*** SUPPLIED DATA ***

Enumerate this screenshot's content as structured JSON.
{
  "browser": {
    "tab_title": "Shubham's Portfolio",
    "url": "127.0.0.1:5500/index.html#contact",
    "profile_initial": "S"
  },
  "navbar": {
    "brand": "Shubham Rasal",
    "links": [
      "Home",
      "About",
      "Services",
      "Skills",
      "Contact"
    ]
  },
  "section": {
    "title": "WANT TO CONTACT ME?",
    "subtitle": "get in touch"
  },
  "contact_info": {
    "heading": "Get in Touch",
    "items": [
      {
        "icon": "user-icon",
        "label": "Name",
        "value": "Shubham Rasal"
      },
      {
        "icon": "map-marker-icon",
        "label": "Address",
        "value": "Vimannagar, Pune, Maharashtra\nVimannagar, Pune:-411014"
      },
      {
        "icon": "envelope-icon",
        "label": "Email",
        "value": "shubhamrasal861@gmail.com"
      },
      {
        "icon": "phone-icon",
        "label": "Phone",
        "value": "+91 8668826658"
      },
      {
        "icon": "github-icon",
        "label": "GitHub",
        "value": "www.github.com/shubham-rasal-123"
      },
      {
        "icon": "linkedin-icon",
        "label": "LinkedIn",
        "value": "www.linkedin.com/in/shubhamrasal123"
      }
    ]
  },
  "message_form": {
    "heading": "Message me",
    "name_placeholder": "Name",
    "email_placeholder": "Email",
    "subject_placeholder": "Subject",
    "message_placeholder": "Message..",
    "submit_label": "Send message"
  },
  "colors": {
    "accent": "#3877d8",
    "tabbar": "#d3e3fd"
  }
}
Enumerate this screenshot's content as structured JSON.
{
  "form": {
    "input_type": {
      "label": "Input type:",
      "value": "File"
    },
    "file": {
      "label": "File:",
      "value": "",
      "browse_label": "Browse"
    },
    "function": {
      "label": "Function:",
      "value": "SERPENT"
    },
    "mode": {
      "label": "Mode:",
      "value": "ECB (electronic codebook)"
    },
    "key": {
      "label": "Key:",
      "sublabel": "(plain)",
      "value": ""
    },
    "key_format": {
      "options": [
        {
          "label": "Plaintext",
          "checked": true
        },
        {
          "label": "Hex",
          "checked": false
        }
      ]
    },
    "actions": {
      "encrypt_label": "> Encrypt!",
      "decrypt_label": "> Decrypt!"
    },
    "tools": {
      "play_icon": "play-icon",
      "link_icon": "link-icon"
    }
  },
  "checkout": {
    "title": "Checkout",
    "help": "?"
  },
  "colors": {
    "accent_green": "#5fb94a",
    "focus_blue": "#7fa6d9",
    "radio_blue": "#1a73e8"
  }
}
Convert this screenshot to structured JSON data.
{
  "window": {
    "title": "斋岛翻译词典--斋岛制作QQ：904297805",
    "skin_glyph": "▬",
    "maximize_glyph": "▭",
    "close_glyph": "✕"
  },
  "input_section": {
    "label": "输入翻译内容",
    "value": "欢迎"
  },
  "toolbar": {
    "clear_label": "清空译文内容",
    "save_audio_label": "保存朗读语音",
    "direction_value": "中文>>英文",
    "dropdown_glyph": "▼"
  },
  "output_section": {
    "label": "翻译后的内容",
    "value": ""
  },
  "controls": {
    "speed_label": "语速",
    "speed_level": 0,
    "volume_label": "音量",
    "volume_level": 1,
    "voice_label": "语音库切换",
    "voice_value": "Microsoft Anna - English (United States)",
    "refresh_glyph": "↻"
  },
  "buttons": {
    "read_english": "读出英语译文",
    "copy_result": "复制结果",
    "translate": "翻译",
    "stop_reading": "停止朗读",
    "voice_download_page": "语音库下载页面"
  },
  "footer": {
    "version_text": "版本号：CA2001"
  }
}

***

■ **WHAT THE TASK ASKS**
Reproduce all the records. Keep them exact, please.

■ **REPLY TO THE TASK**
Enumerate this screenshot's content as structured JSON.
{
  "browser": {
    "tab_title": "Shubham's Portfolio",
    "url": "127.0.0.1:5500/index.html#contact",
    "profile_initial": "S"
  },
  "navbar": {
    "brand": "Shubham Rasal",
    "links": [
      "Home",
      "About",
      "Services",
      "Skills",
      "Contact"
    ]
  },
  "section": {
    "title": "WANT TO CONTACT ME?",
    "subtitle": "get in touch"
  },
  "contact_info": {
    "heading": "Get in Touch",
    "items": [
      {
        "icon": "user-icon",
        "label": "Name",
        "value": "Shubham Rasal"
      },
      {
        "icon": "map-marker-icon",
        "label": "Address",
        "value": "Vimannagar, Pune, Maharashtra\nVimannagar, Pune:-411014"
      },
      {
        "icon": "envelope-icon",
        "label": "Email",
        "value": "shubhamrasal861@gmail.com"
      },
      {
        "icon": "phone-icon",
        "label": "Phone",
        "value": "+91 8668826658"
      },
      {
        "icon": "github-icon",
        "label": "GitHub",
        "value": "www.github.com/shubham-rasal-123"
      },
      {
        "icon": "linkedin-icon",
        "label": "LinkedIn",
        "value": "www.linkedin.com/in/shubhamrasal123"
      }
    ]
  },
  "message_form": {
    "heading": "Message me",
    "name_placeholder": "Name",
    "email_placeholder": "Email",
    "subject_placeholder": "Subject",
    "message_placeholder": "Message..",
    "submit_label": "Send message"
  },
  "colors": {
    "accent": "#3877d8",
    "tabbar": "#d3e3fd"
  }
}
Enumerate this screenshot's content as structured JSON.
{
  "form": {
    "input_type": {
      "label": "Input type:",
      "value": "File"
    },
    "file": {
      "label": "File:",
      "value": "",
      "browse_label": "Browse"
    },
    "function": {
      "label": "Function:",
      "value": "SERPENT"
    },
    "mode": {
      "label": "Mode:",
      "value": "ECB (electronic codebook)"
    },
    "key": {
      "label": "Key:",
      "sublabel": "(plain)",
      "value": ""
    },
    "key_format": {
      "options": [
        {
          "label": "Plaintext",
          "checked": true
        },
        {
          "label": "Hex",
          "checked": false
        }
      ]
    },
    "actions": {
      "encrypt_label": "> Encrypt!",
      "decrypt_label": "> Decrypt!"
    },
    "tools": {
      "play_icon": "play-icon",
      "link_icon": "link-icon"
    }
  },
  "checkout": {
    "title": "Checkout",
    "help": "?"
  },
  "colors": {
    "accent_green": "#5fb94a",
    "focus_blue": "#7fa6d9",
    "radio_blue": "#1a73e8"
  }
}
Convert this screenshot to structured JSON data.
{
  "window": {
    "title": "斋岛翻译词典--斋岛制作QQ：904297805",
    "skin_glyph": "▬",
    "maximize_glyph": "▭",
    "close_glyph": "✕"
  },
  "input_section": {
    "label": "输入翻译内容",
    "value": "欢迎"
  },
  "toolbar": {
    "clear_label": "清空译文内容",
    "save_audio_label": "保存朗读语音",
    "direction_value": "中文>>英文",
    "dropdown_glyph": "▼"
  },
  "output_section": {
    "label": "翻译后的内容",
    "value": ""
  },
  "controls": {
    "speed_label": "语速",
    "speed_level": 0,
    "volume_label": "音量",
    "volume_level": 1,
    "voice_label": "语音库切换",
    "voice_value": "Microsoft Anna - English (United States)",
    "refresh_glyph": "↻"
  },
  "buttons": {
    "read_english": "读出英语译文",
    "copy_result": "复制结果",
    "translate": "翻译",
    "stop_reading": "停止朗读",
    "voice_download_page": "语音库下载页面"
  },
  "footer": {
    "version_text": "版本号：CA2001"
  }
}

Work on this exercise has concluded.